Until recently, managing the impact of a pandemic was the last thing on a life sciences company’s mind. In this new reality, monitoring business interactions is more relevant than ever. We hope this blog series can continue to highlight the value a compliance monitoring program can bring to your business.
In Part 3 of this 5-part blog series, I talked about the importance of learning the ‘why’ when something goes wrong and the differences, pros, and cons of reporting versus monitoring. In this blog, I would like to share with you some critical success factors of a compliance monitoring program.
Critical success factors in a compliance monitoring program
When setting up your monitoring program, here are things you might want to consider.
Know what you want to measure
Take a risk-based approach and be specific on what you are going to measure. Remember, this is not an audit. It’s meant to take the temperature of your program, not to diagnose the cause of the problem. Prioritize for “early indicators” or flags. It should be comprehensive enough to reveal insight to the business with actionable outcomes. A good first step is to build a relationship with your internal audit team to understand what they look for in conducting audits and mirror that in your monitoring program.
Establish a plan
Clearly state objectives and desired outcomes. Be clear on how it will impact the business. Determine an appropriate frequency for monitoring depending on the level of assessed risk. Don’t over-build the program at the beginning. You can use the data already available – transparency reporting, CRM, payment system – to build a foundation. Be mindful of the impact on the business and work to minimize disruption as much as possible. You should, for the most part, be able to conduct your monitoring without being intrusive to day-to-day operations.
Ensure leadership buy-in
When presenting your objectives to leadership, clearly indicate how the outcomes can help support business-decision making. Compliance programs are most effective and valuable when it’s a team effort from leadership on down. The tone from leadership is important. You will want to have your leadership on board when it comes to executing on corrective and preventative action plans and other remediation necessary to address any findings. People managers are essential allies and significantly increase the impact and perception of compliance. Work to ensure they are actively involved.
Corrective and preventative actions (CAPAs) & remediation
Have a well-defined and communicated methodology for your monitoring assessment. It’s important that the organization knows what you are doing, why you are doing it, and how it will help the business. While there is often an element of subjectivity to applying compliance guidance, try to report as objectively as possible, e.g. in aggregate or by business unit versus by individual. Also, be clear on the expectations for accountability on findings and how to address and remediate them. Reporting is only part of the story. To “close the loop,” be sure to document, track, and close CAPAs and other remediation.
Communicate, communicate, communicate
I recommend establishing two communication plans:
- The first plan should be for reporting findings

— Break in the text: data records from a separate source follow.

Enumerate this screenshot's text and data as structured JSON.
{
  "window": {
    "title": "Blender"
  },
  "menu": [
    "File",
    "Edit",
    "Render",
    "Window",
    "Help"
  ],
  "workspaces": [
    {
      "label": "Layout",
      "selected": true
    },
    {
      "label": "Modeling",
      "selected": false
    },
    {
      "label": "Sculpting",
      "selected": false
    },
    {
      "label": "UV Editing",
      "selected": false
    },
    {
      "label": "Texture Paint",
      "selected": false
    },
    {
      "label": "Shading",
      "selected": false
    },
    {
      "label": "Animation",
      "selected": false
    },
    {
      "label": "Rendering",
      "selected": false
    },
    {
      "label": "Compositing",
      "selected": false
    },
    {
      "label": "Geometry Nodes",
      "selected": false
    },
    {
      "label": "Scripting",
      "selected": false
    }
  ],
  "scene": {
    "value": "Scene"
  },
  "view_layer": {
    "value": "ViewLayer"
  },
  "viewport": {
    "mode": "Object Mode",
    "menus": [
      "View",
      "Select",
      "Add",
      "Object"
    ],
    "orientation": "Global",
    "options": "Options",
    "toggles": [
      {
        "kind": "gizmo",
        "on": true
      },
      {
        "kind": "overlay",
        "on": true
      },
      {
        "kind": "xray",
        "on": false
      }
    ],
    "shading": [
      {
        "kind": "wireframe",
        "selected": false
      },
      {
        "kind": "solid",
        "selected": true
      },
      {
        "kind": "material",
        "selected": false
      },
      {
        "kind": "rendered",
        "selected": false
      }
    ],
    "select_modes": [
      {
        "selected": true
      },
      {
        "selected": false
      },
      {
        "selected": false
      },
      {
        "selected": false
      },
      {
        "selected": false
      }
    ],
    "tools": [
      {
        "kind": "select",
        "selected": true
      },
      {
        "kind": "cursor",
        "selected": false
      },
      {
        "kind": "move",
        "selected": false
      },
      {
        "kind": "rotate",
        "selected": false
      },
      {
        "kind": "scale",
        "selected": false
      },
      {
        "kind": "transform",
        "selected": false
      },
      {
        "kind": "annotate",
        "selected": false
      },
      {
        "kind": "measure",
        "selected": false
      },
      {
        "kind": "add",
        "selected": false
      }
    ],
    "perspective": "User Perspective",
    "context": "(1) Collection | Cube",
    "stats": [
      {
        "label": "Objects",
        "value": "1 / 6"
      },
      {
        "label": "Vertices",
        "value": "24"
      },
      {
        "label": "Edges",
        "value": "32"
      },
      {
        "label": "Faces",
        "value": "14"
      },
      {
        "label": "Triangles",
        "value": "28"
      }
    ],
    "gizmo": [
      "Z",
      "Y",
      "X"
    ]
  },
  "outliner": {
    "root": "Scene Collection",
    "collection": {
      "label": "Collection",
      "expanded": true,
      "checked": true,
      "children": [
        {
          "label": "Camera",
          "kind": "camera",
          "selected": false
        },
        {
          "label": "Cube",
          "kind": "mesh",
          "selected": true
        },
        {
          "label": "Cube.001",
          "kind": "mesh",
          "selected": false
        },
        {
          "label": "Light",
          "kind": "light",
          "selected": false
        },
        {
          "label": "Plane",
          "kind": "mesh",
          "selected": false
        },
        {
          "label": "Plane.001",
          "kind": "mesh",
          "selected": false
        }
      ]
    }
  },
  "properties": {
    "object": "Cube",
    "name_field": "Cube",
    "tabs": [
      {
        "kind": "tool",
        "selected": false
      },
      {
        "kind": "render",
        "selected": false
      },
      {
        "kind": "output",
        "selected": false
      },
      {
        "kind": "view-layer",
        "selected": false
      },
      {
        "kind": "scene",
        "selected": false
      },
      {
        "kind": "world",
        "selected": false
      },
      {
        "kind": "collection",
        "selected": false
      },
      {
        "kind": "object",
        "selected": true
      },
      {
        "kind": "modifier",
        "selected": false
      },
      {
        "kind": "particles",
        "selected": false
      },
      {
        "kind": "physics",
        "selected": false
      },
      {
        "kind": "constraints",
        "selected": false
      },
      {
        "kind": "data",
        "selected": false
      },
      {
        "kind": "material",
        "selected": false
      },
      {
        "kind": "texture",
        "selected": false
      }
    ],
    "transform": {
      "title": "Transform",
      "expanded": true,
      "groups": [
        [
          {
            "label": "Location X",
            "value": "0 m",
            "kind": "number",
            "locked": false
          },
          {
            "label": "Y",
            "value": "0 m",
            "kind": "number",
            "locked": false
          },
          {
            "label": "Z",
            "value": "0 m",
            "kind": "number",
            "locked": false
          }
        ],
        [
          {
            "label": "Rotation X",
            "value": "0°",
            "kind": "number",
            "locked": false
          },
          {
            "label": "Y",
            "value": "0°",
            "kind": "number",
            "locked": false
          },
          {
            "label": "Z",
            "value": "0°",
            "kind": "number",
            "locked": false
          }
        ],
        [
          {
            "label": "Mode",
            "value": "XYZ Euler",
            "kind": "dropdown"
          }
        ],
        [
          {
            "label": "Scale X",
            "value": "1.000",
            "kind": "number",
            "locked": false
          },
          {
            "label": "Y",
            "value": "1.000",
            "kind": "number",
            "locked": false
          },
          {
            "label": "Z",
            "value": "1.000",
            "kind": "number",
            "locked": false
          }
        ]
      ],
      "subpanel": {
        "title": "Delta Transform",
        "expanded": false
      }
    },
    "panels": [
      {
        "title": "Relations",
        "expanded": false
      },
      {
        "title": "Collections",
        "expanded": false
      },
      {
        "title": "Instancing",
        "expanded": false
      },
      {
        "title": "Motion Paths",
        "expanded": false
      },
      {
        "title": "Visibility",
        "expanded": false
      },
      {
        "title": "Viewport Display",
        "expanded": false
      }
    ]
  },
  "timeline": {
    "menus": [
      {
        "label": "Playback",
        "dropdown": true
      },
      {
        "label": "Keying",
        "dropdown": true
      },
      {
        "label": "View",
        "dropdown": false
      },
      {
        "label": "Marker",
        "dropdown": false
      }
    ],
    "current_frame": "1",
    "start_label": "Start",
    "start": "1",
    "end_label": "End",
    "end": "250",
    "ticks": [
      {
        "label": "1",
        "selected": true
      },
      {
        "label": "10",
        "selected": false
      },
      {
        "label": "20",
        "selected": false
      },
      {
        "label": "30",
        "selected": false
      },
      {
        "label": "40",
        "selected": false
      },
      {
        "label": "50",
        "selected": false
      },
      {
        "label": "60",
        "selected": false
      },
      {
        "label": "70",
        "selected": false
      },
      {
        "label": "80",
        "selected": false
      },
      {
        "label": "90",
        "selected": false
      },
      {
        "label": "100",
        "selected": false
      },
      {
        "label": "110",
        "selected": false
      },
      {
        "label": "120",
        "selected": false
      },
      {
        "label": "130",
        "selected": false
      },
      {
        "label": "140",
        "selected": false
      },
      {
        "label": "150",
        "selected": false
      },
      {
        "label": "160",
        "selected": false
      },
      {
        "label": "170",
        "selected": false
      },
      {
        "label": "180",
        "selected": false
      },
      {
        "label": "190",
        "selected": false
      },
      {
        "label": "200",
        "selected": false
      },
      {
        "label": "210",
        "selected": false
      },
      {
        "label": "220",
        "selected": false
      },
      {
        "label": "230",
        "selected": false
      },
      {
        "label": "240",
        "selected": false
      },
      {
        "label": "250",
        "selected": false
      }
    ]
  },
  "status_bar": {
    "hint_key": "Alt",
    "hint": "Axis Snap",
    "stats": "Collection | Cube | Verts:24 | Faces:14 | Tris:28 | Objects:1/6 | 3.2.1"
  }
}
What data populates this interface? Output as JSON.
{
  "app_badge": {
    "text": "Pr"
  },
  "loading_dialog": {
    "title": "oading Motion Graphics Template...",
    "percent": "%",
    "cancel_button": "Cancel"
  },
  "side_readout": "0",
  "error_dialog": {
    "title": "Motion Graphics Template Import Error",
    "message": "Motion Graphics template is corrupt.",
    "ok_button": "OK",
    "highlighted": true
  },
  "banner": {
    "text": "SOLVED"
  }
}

- Work with leadership to determine the most appropriate way to report on outcomes. For example, do you highlight them individually or in aggregate? What reporting protocol would provide the most benefit while being the least disruptive?
- However you chose to report, this is not a punitive exercise. It’s a way to identify opportunities to improve. Be sure how you report reflects that mindset.
- It should explain why monitoring will take place and how it can help individuals and the organization. You don’t want to surprise anyone.
- Communicate intentions ahead of starting your monitoring program so everyone is aware and aligned.
You can also use the regular reporting as an opportunity for a compliance touch point to highlight key findings, guidance or tools to help with day-to-day activities.
While monitoring, it will be useful to ask these questions:
- Are activities happening in manners consistent with policies?
- Should any activities be reduced or discontinued?
- Are activities consistent with 'good business practices'?
- Are all activities covered by appropriate policies and SOPs?
- Are policies, SOPs comprehensive and clear?
- Is training effective and/or appropriate?
- Is there a culture of compliance?
- Does management know what’s going on?
- Do activities have a clear purpose?
A core element of a monitoring program is to have a continuous improvement mindset. The root cause of observations can come from almost anywhere, so apply a critical lens to what you are seeing and ask curious questions.
While these questions help to validate activity for the business, they also highlight where to focus compliance resources and energy to provide the best support.
In Part 5 of this 5-part blog series, I will talk about other complimentary initiatives and how monitoring helps a compliance program to evolve and grow with the ever-increasing complexities of a business in the life sciences industry.
Can’t wait? You can listen to the entire “Closing the Loop” webinar now available on-demand.